For example, imagine that you have $1,000 in the bank at the end of the month. You face choices about how to spend that money. You can pay your rent and your utility bills, buy groceries, and maybe head to a movie. Alternatively, you can book a flight to Disneyland. You can't do all those things, however, because your resource – money – is scarce. If you had a bottomless pit full of money, however, you wouldn't have to make any choices. You could do anything.
A fundamental assumption of most modern economic theory, according researchers at Stanford University, is the idea that people make choices that serve their own self-interests. This idea, called rational choice theory, attempts to explain and predict how people choose to allocate their limited resources.
In the example above, rational choice theory would probably predict that you would elect to pay your bills instead of flying to Disneyland. While you might have more fun at a theme park in the short term, you know it would be bad for you to blow your grocery money. Of course, you might rationally decide to go on vacation if circumstances changed. You might opt to take that big trip early, for example, if you knew you were going to get a big bonus next month.
One of the hotly debated questions in economics is why people often make choices that appear irrational. For example, many people would drive across down to save $10 on the grocery bill, but they wouldn't drive across down to save $10 on the purchase of a $1,000 computer. Behavioral economists often argue these sorts of paradoxes suggest rational choice theory is fundamentally incorrect and that people do not make rational decisions.

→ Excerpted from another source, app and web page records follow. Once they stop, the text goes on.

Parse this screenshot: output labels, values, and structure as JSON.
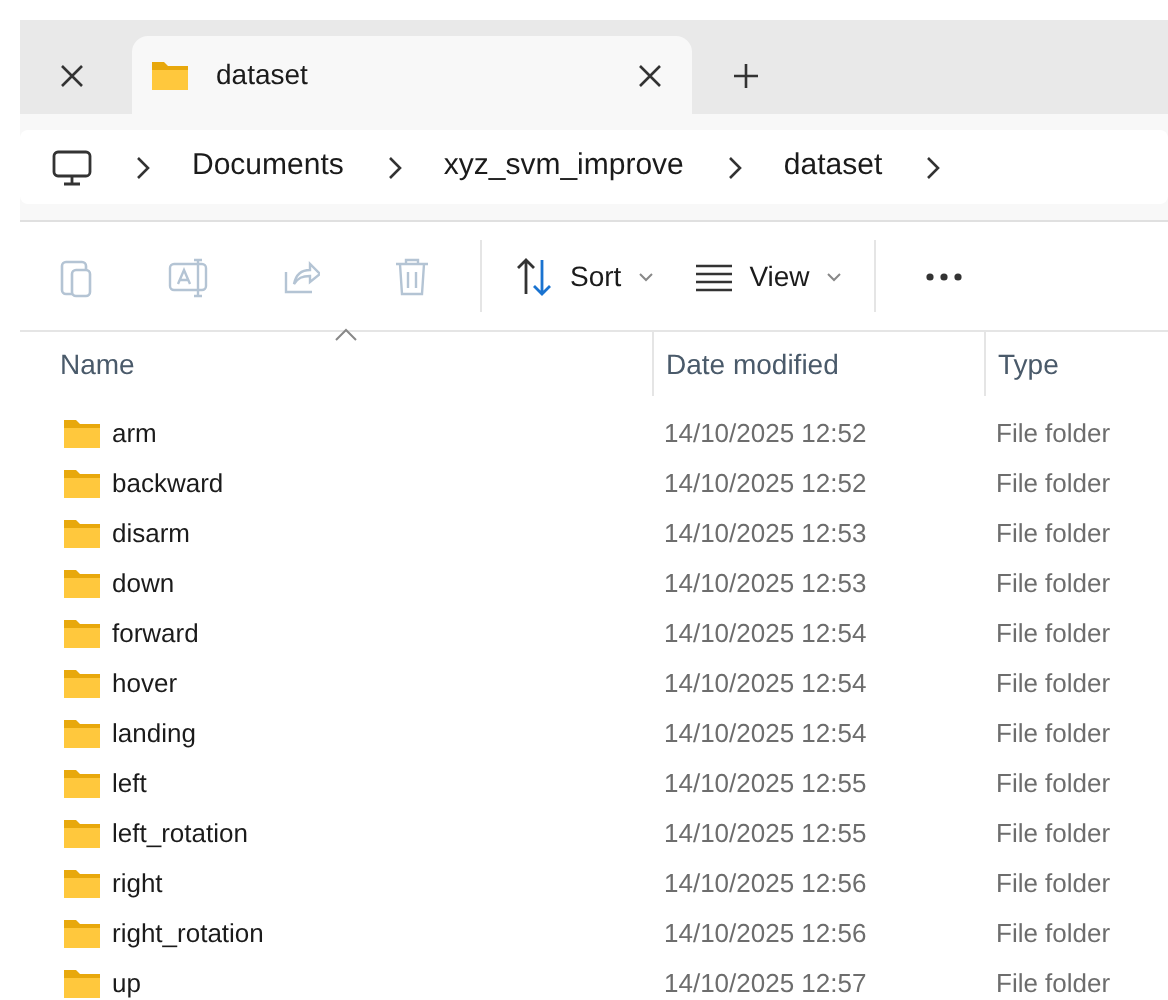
{
  "tabs": [
    {
      "selected": false
    },
    {
      "label": "dataset",
      "selected": true
    }
  ],
  "breadcrumb": [
    "Documents",
    "xyz_svm_improve",
    "dataset"
  ],
  "toolbar": [
    {
      "kind": "copy",
      "disabled": true
    },
    {
      "kind": "rename",
      "disabled": true
    },
    {
      "kind": "share",
      "disabled": true
    },
    {
      "kind": "delete",
      "disabled": true
    },
    {
      "kind": "sort",
      "label": "Sort",
      "disabled": false
    },
    {
      "kind": "view",
      "label": "View",
      "disabled": false
    },
    {
      "kind": "more",
      "disabled": false
    }
  ],
  "columns": [
    "Name",
    "Date modified",
    "Type"
  ],
  "rows": [
    {
      "name": "arm",
      "date": "14/10/2025 12:52",
      "type": "File folder"
    },
    {
      "name": "backward",
      "date": "14/10/2025 12:52",
      "type": "File folder"
    },
    {
      "name": "disarm",
      "date": "14/10/2025 12:53",
      "type": "File folder"
    },
    {
      "name": "down",
      "date": "14/10/2025 12:53",
      "type": "File folder"
    },
    {
      "name": "forward",
      "date": "14/10/2025 12:54",
      "type": "File folder"
    },
    {
      "name": "hover",
      "date": "14/10/2025 12:54",
      "type": "File folder"
    },
    {
      "name": "landing",
      "date": "14/10/2025 12:54",
      "type": "File folder"
    },
    {
      "name": "left",
      "date": "14/10/2025 12:55",
      "type": "File folder"
    },
    {
      "name": "left_rotation",
      "date": "14/10/2025 12:55",
      "type": "File folder"
    },
    {
      "name": "right",
      "date": "14/10/2025 12:56",
      "type": "File folder"
    },
    {
      "name": "right_rotation",
      "date": "14/10/2025 12:56",
      "type": "File folder"
    },
    {
      "name": "up",
      "date": "14/10/2025 12:57",
      "type": "File folder"
    }
  ]
}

A less controversial explanation is that people sometimes lack the information required to make rational choices. For example, many people will spend extra money on brand-name items even though off-brand items are sometimes identical. The explanation for these choices may be that consumers simply don't know the relevant information. Either way, economists will continue to place study of individuals' choices at the center of the discipline.